• Howto stop Ubuntu nagging you about Distribution Upgrades

    It's a fairly common scenario, you've just got your system set up the way you like it and then there's a new release. Your update manager starts nagging that you should upgrade, no matter how many times you dismiss it it just won't get the message!


    You can disable this using the method below, but don't stick on old versions for too long!

  • Republished: A couple of issues with Karmic Koala

    Originally published on Benscomputer.no-ip.org 05 November 2009

    I reviewed Karmic Koala a few days ago, and though I did encounter a few minor niggles, everything was running quite well. However that has now changed, I've discovered two issues, both of which I would class as pretty major usability issues.

  • Republished: Windows 7 vs Karmic Koala

    Originally published on Benscomputer.no-ip.org 01 Nov 2009 - (Images were missing at time of restoration)

    Ubuntu 9.10 was released a couple of days ago with the codename 'Karmic Koala', there were plenty of reviews written immediately after the release, but this one is different? Why? Because I've taken the time to actually use the system.

    I reviewed Windows 7 a few days ago, so let's start by taking a look at Koala. I'm using the Kubuntu release as I'm not a fan of Gnome.

  • Setting up Xen on Ubuntu 12.04

    In order to be able to run some destructive testing on customer's systems, I needed to set up virtual servers. The hardware I have spare doesn't have virtualisation hardware, so KVM is out.
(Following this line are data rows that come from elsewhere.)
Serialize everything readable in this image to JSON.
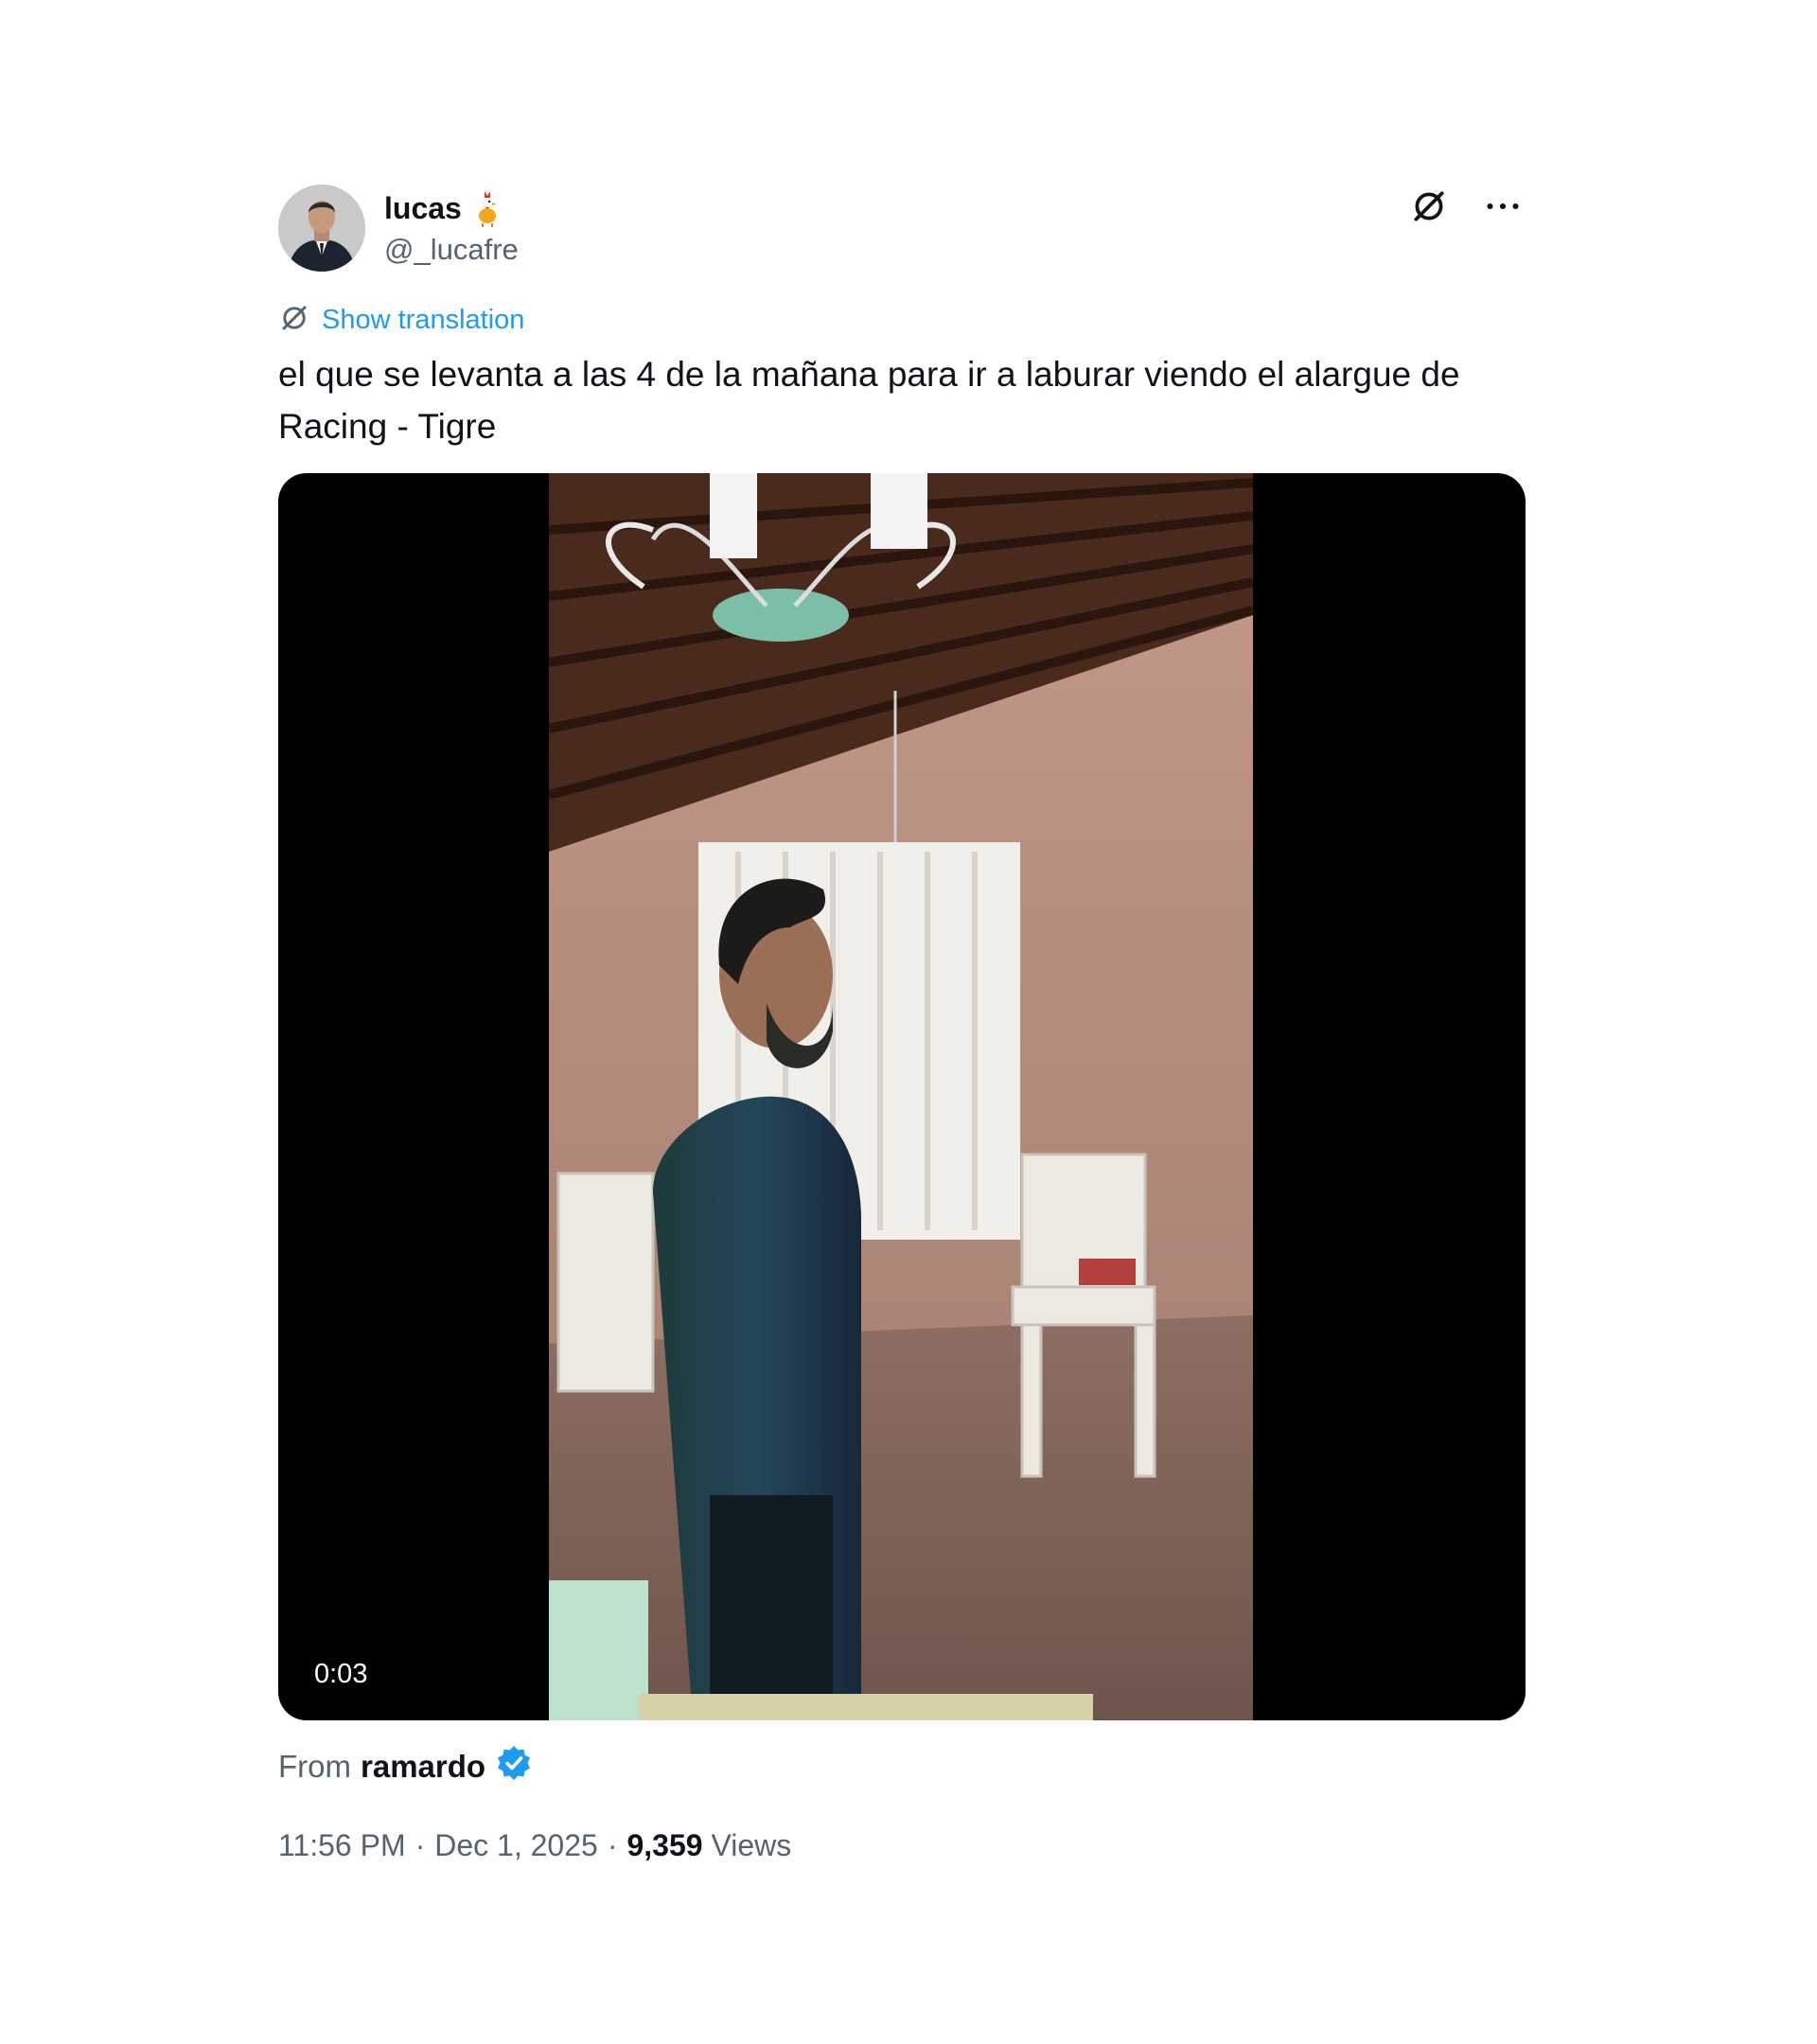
{
  "author": {
    "name": "lucas",
    "handle": "@_lucafre",
    "emoji_icon": "rooster-emoji-icon"
  },
  "actions": {
    "grok_icon": "grok-icon",
    "more_icon": "more-options-icon"
  },
  "translation": {
    "label": "Show translation"
  },
  "tweet": {
    "text": "el que se levanta a las 4 de la mañana para ir a laburar viendo el alargue de Racing - Tigre"
  },
  "media": {
    "type": "video",
    "duration": "0:03"
  },
  "attribution": {
    "from_label": "From",
    "user": "ramardo",
    "verified": true
  },
  "meta": {
    "time": "11:56 PM",
    "separator": "·",
    "date": "Dec 1, 2025",
    "views_count": "9,359",
    "views_label": "Views"
  },
  "colors": {
    "link_blue": "#1d9bf0",
    "secondary_text": "#536471",
    "primary_text": "#0f1419",
    "verified_blue": "#1d9bf0"
  }
}
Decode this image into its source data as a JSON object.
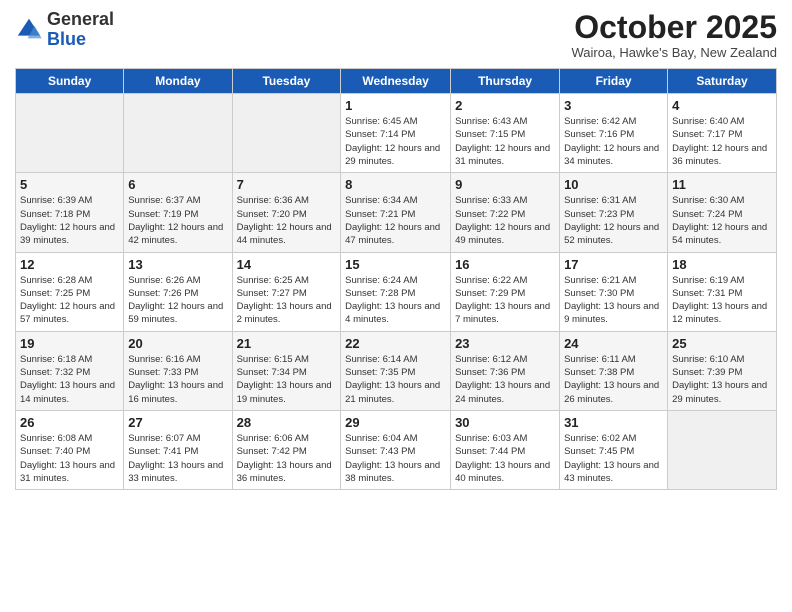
{
  "header": {
    "logo_general": "General",
    "logo_blue": "Blue",
    "month_title": "October 2025",
    "subtitle": "Wairoa, Hawke's Bay, New Zealand"
  },
  "days": [
    "Sunday",
    "Monday",
    "Tuesday",
    "Wednesday",
    "Thursday",
    "Friday",
    "Saturday"
  ],
  "weeks": [
    [
      {
        "date": "",
        "info": ""
      },
      {
        "date": "",
        "info": ""
      },
      {
        "date": "",
        "info": ""
      },
      {
        "date": "1",
        "info": "Sunrise: 6:45 AM\nSunset: 7:14 PM\nDaylight: 12 hours and 29 minutes."
      },
      {
        "date": "2",
        "info": "Sunrise: 6:43 AM\nSunset: 7:15 PM\nDaylight: 12 hours and 31 minutes."
      },
      {
        "date": "3",
        "info": "Sunrise: 6:42 AM\nSunset: 7:16 PM\nDaylight: 12 hours and 34 minutes."
      },
      {
        "date": "4",
        "info": "Sunrise: 6:40 AM\nSunset: 7:17 PM\nDaylight: 12 hours and 36 minutes."
      }
    ],
    [
      {
        "date": "5",
        "info": "Sunrise: 6:39 AM\nSunset: 7:18 PM\nDaylight: 12 hours and 39 minutes."
      },
      {
        "date": "6",
        "info": "Sunrise: 6:37 AM\nSunset: 7:19 PM\nDaylight: 12 hours and 42 minutes."
      },
      {
        "date": "7",
        "info": "Sunrise: 6:36 AM\nSunset: 7:20 PM\nDaylight: 12 hours and 44 minutes."
      },
      {
        "date": "8",
        "info": "Sunrise: 6:34 AM\nSunset: 7:21 PM\nDaylight: 12 hours and 47 minutes."
      },
      {
        "date": "9",
        "info": "Sunrise: 6:33 AM\nSunset: 7:22 PM\nDaylight: 12 hours and 49 minutes."
      },
      {
        "date": "10",
        "info": "Sunrise: 6:31 AM\nSunset: 7:23 PM\nDaylight: 12 hours and 52 minutes."
      },
      {
        "date": "11",
        "info": "Sunrise: 6:30 AM\nSunset: 7:24 PM\nDaylight: 12 hours and 54 minutes."
      }
    ],
    [
      {
        "date": "12",
        "info": "Sunrise: 6:28 AM\nSunset: 7:25 PM\nDaylight: 12 hours and 57 minutes."
      },
      {
        "date": "13",
        "info": "Sunrise: 6:26 AM\nSunset: 7:26 PM\nDaylight: 12 hours and 59 minutes."
      },
      {
        "date": "14",
        "info": "Sunrise: 6:25 AM\nSunset: 7:27 PM\nDaylight: 13 hours and 2 minutes."
      },
      {
        "date": "15",
        "info": "Sunrise: 6:24 AM\nSunset: 7:28 PM\nDaylight: 13 hours and 4 minutes."
      },
      {
        "date": "16",
        "info": "Sunrise: 6:22 AM\nSunset: 7:29 PM\nDaylight: 13 hours and 7 minutes."
      },
      {
        "date": "17",
        "info": "Sunrise: 6:21 AM\nSunset: 7:30 PM\nDaylight: 13 hours and 9 minutes."
      },
      {
        "date": "18",
        "info": "Sunrise: 6:19 AM\nSunset: 7:31 PM\nDaylight: 13 hours and 12 minutes."
      }
    ],
    [
      {
        "date": "19",
        "info": "Sunrise: 6:18 AM\nSunset: 7:32 PM\nDaylight: 13 hours and 14 minutes."
      },
      {
        "date": "20",
        "info": "Sunrise: 6:16 AM\nSunset: 7:33 PM\nDaylight: 13 hours and 16 minutes."
      },
      {
        "date": "21",
        "info": "Sunrise: 6:15 AM\nSunset: 7:34 PM\nDaylight: 13 hours and 19 minutes."
      },
      {
        "date": "22",
        "info": "Sunrise: 6:14 AM\nSunset: 7:35 PM\nDaylight: 13 hours and 21 minutes."
      },
      {
        "date": "23",
        "info": "Sunrise: 6:12 AM\nSunset: 7:36 PM\nDaylight: 13 hours and 24 minutes."
      },
      {
        "date": "24",
        "info": "Sunrise: 6:11 AM\nSunset: 7:38 PM\nDaylight: 13 hours and 26 minutes."
      },
      {
        "date": "25",
        "info": "Sunrise: 6:10 AM\nSunset: 7:39 PM\nDaylight: 13 hours and 29 minutes."
      }
    ],
    [
      {
        "date": "26",
        "info": "Sunrise: 6:08 AM\nSunset: 7:40 PM\nDaylight: 13 hours and 31 minutes."
      },
      {
        "date": "27",
        "info": "Sunrise: 6:07 AM\nSunset: 7:41 PM\nDaylight: 13 hours and 33 minutes."
      },
      {
        "date": "28",
        "info": "Sunrise: 6:06 AM\nSunset: 7:42 PM\nDaylight: 13 hours and 36 minutes."
      },
      {
        "date": "29",
        "info": "Sunrise: 6:04 AM\nSunset: 7:43 PM\nDaylight: 13 hours and 38 minutes."
      },
      {
        "date": "30",
        "info": "Sunrise: 6:03 AM\nSunset: 7:44 PM\nDaylight: 13 hours and 40 minutes."
      },
      {
        "date": "31",
        "info": "Sunrise: 6:02 AM\nSunset: 7:45 PM\nDaylight: 13 hours and 43 minutes."
      },
      {
        "date": "",
        "info": ""
      }
    ]
  ]
}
Due to time constraints, it means my usual choice of CentOS is out (as RH have dropped support for Xen in RHEL6 and I lack the time to risk delays).

    So, I figured I'd use Ubuntu 12.04 (Precise Pangolin) for my Dom0.

    The hardware is an old HP G3 with dual Xeon processors and 3GB RAM. It's never going to be much use for testing dedicated servers, but as a lot of VPS configurations are set to 1 core/ 1GB RAM it just about passes the mark.

    This documentation details the steps I took to get Xen installed and set up - every step listed can be run via SSH (assuming you do a net install of the base system), but be aware that if something goes wrong you might need physical access to the system to resolve it.